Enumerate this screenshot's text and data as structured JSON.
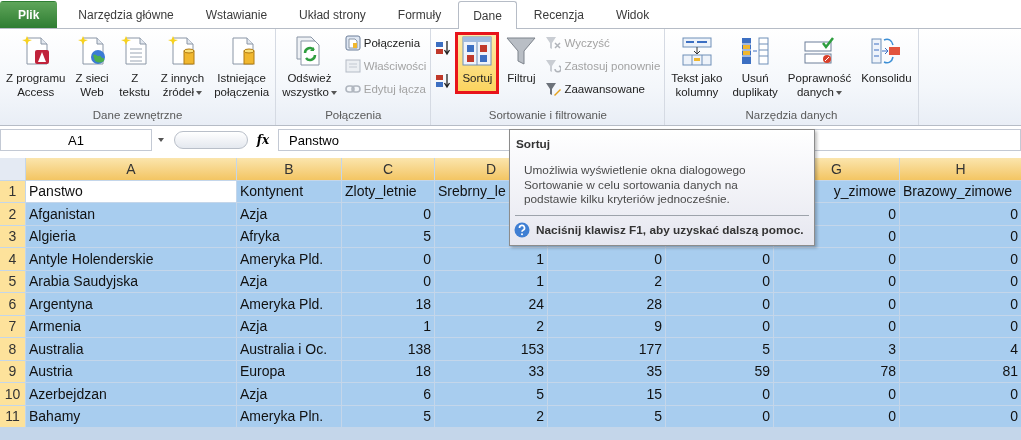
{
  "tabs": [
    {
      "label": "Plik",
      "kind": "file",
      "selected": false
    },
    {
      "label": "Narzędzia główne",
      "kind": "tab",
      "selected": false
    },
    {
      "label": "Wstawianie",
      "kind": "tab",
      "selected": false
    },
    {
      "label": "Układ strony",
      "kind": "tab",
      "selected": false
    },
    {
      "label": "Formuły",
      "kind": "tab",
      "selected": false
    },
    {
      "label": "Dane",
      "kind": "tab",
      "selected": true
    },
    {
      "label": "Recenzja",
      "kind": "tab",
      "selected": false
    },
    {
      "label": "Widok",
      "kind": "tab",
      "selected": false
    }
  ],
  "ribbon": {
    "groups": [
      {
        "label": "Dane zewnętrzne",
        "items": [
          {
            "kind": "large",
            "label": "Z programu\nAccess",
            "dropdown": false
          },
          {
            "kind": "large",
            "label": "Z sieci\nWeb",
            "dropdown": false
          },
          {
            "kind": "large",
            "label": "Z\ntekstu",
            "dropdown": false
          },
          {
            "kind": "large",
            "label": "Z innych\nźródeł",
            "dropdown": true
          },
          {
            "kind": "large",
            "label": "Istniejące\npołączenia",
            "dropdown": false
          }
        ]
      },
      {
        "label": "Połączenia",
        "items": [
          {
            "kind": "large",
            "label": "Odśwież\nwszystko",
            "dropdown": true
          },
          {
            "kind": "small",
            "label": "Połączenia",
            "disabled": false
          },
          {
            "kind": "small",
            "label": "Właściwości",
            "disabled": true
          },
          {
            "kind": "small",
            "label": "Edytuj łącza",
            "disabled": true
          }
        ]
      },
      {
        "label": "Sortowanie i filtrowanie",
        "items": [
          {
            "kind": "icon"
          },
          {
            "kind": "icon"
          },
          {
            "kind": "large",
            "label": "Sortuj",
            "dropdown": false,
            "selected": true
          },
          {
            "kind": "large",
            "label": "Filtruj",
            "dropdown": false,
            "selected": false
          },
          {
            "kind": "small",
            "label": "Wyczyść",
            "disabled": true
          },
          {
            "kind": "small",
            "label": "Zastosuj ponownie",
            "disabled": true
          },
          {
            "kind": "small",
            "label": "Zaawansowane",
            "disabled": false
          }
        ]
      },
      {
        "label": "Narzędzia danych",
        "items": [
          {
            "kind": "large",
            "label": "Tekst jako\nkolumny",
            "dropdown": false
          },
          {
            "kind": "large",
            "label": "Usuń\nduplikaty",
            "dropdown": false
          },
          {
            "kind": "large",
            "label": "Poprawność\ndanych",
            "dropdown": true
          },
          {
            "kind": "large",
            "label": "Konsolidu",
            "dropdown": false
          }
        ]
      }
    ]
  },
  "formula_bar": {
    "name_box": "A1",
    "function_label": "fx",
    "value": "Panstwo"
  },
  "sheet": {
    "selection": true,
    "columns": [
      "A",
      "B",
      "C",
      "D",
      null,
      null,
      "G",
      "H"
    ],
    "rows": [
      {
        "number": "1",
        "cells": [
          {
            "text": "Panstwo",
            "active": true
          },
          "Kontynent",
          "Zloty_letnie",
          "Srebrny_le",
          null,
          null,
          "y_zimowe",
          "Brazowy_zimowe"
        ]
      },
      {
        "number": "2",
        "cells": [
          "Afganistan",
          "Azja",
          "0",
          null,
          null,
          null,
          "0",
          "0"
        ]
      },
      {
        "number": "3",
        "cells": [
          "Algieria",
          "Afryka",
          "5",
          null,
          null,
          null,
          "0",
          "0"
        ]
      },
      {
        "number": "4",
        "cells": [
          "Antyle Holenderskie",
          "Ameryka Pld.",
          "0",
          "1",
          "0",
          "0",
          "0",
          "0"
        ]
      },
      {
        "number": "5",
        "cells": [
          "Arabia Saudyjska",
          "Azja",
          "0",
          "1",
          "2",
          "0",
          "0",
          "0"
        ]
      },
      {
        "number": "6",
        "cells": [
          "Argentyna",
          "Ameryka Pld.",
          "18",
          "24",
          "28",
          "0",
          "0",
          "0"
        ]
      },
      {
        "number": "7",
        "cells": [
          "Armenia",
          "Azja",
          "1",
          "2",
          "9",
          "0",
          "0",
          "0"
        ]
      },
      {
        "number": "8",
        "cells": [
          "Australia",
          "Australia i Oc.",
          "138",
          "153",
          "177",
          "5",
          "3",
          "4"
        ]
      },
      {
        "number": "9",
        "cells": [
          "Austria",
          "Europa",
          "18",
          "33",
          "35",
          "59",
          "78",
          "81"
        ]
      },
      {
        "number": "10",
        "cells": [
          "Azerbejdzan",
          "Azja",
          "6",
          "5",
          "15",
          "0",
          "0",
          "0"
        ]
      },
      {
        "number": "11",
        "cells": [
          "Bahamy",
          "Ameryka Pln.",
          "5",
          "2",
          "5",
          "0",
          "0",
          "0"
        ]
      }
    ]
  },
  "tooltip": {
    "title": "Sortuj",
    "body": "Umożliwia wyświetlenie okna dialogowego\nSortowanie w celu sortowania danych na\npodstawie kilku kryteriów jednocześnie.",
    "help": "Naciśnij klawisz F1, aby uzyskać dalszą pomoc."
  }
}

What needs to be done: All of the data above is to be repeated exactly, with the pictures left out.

Worked solution:
Enumerate this screenshot's text and data as structured JSON.
{
  "tabs": [
    {
      "label": "Plik",
      "kind": "file",
      "selected": false
    },
    {
      "label": "Narzędzia główne",
      "kind": "tab",
      "selected": false
    },
    {
      "label": "Wstawianie",
      "kind": "tab",
      "selected": false
    },
    {
      "label": "Układ strony",
      "kind": "tab",
      "selected": false
    },
    {
      "label": "Formuły",
      "kind": "tab",
      "selected": false
    },
    {
      "label": "Dane",
      "kind": "tab",
      "selected": true
    },
    {
      "label": "Recenzja",
      "kind": "tab",
      "selected": false
    },
    {
      "label": "Widok",
      "kind": "tab",
      "selected": false
    }
  ],
  "ribbon": {
    "groups": [
      {
        "label": "Dane zewnętrzne",
        "items": [
          {
            "kind": "large",
            "label": "Z programu\nAccess",
            "dropdown": false
          },
          {
            "kind": "large",
            "label": "Z sieci\nWeb",
            "dropdown": false
          },
          {
            "kind": "large",
            "label": "Z\ntekstu",
            "dropdown": false
          },
          {
            "kind": "large",
            "label": "Z innych\nźródeł",
            "dropdown": true
          },
          {
            "kind": "large",
            "label": "Istniejące\npołączenia",
            "dropdown": false
          }
        ]
      },
      {
        "label": "Połączenia",
        "items": [
          {
            "kind": "large",
            "label": "Odśwież\nwszystko",
            "dropdown": true
          },
          {
            "kind": "small",
            "label": "Połączenia",
            "disabled": false
          },
          {
            "kind": "small",
            "label": "Właściwości",
            "disabled": true
          },
          {
            "kind": "small",
            "label": "Edytuj łącza",
            "disabled": true
          }
        ]
      },
      {
        "label": "Sortowanie i filtrowanie",
        "items": [
          {
            "kind": "icon"
          },
          {
            "kind": "icon"
          },
          {
            "kind": "large",
            "label": "Sortuj",
            "dropdown": false,
            "selected": true
          },
          {
            "kind": "large",
            "label": "Filtruj",
            "dropdown": false,
            "selected": false
          },
          {
            "kind": "small",
            "label": "Wyczyść",
            "disabled": true
          },
          {
            "kind": "small",
            "label": "Zastosuj ponownie",
            "disabled": true
          },
          {
            "kind": "small",
            "label": "Zaawansowane",
            "disabled": false
          }
        ]
      },
      {
        "label": "Narzędzia danych",
        "items": [
          {
            "kind": "large",
            "label": "Tekst jako\nkolumny",
            "dropdown": false
          },
          {
            "kind": "large",
            "label": "Usuń\nduplikaty",
            "dropdown": false
          },
          {
            "kind": "large",
            "label": "Poprawność\ndanych",
            "dropdown": true
          },
          {
            "kind": "large",
            "label": "Konsolidu",
            "dropdown": false
          }
        ]
      }
    ]
  },
  "formula_bar": {
    "name_box": "A1",
    "function_label": "fx",
    "value": "Panstwo"
  },
  "sheet": {
    "selection": true,
    "columns": [
      "A",
      "B",
      "C",
      "D",
      null,
      null,
      "G",
      "H"
    ],
    "rows": [
      {
        "number": "1",
        "cells": [
          {
            "text": "Panstwo",
            "active": true
          },
          "Kontynent",
          "Zloty_letnie",
          "Srebrny_le",
          null,
          null,
          "y_zimowe",
          "Brazowy_zimowe"
        ]
      },
      {
        "number": "2",
        "cells": [
          "Afganistan",
          "Azja",
          "0",
          null,
          null,
          null,
          "0",
          "0"
        ]
      },
      {
        "number": "3",
        "cells": [
          "Algieria",
          "Afryka",
          "5",
          null,
          null,
          null,
          "0",
          "0"
        ]
      },
      {
        "number": "4",
        "cells": [
          "Antyle Holenderskie",
          "Ameryka Pld.",
          "0",
          "1",
          "0",
          "0",
          "0",
          "0"
        ]
      },
      {
        "number": "5",
        "cells": [
          "Arabia Saudyjska",
          "Azja",
          "0",
          "1",
          "2",
          "0",
          "0",
          "0"
        ]
      },
      {
        "number": "6",
        "cells": [
          "Argentyna",
          "Ameryka Pld.",
          "18",
          "24",
          "28",
          "0",
          "0",
          "0"
        ]
      },
      {
        "number": "7",
        "cells": [
          "Armenia",
          "Azja",
          "1",
          "2",
          "9",
          "0",
          "0",
          "0"
        ]
      },
      {
        "number": "8",
        "cells": [
          "Australia",
          "Australia i Oc.",
          "138",
          "153",
          "177",
          "5",
          "3",
          "4"
        ]
      },
      {
        "number": "9",
        "cells": [
          "Austria",
          "Europa",
          "18",
          "33",
          "35",
          "59",
          "78",
          "81"
        ]
      },
      {
        "number": "10",
        "cells": [
          "Azerbejdzan",
          "Azja",
          "6",
          "5",
          "15",
          "0",
          "0",
          "0"
        ]
      },
      {
        "number": "11",
        "cells": [
          "Bahamy",
          "Ameryka Pln.",
          "5",
          "2",
          "5",
          "0",
          "0",
          "0"
        ]
      }
    ]
  },
  "tooltip": {
    "title": "Sortuj",
    "body": "Umożliwia wyświetlenie okna dialogowego\nSortowanie w celu sortowania danych na\npodstawie kilku kryteriów jednocześnie.",
    "help": "Naciśnij klawisz F1, aby uzyskać dalszą pomoc."
  }
}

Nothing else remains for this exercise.